------ Excerpted records

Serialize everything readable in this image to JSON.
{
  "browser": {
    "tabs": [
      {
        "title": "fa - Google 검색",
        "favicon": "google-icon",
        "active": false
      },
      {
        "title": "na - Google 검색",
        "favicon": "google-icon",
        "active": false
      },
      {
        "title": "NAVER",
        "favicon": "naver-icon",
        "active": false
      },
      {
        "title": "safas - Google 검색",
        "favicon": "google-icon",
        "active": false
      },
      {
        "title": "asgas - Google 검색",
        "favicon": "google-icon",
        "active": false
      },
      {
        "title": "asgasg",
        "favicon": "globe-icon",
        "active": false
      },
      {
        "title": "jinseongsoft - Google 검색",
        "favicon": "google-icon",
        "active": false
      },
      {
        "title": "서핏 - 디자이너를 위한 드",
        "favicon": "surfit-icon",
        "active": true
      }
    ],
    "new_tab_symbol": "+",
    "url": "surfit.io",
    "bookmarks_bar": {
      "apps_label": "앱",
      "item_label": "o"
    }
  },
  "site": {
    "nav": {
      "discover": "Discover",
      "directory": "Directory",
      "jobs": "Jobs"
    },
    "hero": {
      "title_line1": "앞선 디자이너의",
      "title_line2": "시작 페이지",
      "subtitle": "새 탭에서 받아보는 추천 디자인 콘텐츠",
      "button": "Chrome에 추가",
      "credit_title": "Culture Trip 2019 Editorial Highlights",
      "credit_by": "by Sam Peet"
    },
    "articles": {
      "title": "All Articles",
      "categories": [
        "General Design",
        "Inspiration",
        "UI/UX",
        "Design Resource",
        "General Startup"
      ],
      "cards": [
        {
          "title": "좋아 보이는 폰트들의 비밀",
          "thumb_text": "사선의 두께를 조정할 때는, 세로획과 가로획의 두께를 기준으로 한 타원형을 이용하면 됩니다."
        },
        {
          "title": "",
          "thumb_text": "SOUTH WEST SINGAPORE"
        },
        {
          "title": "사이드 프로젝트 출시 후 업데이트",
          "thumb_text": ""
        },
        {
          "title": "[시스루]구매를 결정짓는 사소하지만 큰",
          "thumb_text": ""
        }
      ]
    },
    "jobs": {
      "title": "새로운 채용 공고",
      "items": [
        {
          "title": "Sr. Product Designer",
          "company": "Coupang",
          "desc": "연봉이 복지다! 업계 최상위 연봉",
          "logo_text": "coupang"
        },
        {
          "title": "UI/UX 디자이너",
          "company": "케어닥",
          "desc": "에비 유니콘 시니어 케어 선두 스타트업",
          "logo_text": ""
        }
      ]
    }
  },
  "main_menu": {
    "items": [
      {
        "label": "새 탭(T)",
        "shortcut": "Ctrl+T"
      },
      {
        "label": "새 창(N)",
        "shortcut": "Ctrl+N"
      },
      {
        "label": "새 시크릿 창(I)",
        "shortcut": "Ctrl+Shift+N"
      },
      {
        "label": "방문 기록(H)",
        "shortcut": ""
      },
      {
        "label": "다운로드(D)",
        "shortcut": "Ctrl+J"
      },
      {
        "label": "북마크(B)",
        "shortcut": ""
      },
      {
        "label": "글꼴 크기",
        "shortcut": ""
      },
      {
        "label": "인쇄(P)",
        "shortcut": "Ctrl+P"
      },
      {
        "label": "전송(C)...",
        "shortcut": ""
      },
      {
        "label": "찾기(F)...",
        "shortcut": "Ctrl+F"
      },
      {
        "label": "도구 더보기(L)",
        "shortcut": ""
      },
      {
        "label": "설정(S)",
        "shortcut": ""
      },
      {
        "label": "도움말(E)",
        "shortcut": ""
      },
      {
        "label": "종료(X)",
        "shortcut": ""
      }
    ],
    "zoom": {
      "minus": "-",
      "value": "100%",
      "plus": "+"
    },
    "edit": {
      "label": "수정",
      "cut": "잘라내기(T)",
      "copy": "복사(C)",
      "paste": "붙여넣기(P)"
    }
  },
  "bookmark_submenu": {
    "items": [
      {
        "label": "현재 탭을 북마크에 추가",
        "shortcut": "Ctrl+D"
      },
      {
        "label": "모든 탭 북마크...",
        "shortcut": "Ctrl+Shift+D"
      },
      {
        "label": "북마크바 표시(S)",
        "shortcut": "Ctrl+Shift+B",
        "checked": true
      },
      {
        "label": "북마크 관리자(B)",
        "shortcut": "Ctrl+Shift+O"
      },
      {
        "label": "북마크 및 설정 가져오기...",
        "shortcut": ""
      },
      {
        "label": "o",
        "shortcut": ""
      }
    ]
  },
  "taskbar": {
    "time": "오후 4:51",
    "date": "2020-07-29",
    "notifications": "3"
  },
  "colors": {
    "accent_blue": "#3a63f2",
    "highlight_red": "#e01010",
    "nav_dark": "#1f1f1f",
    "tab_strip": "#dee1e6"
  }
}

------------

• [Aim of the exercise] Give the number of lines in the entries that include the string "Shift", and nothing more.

• [Solution for this problem] 4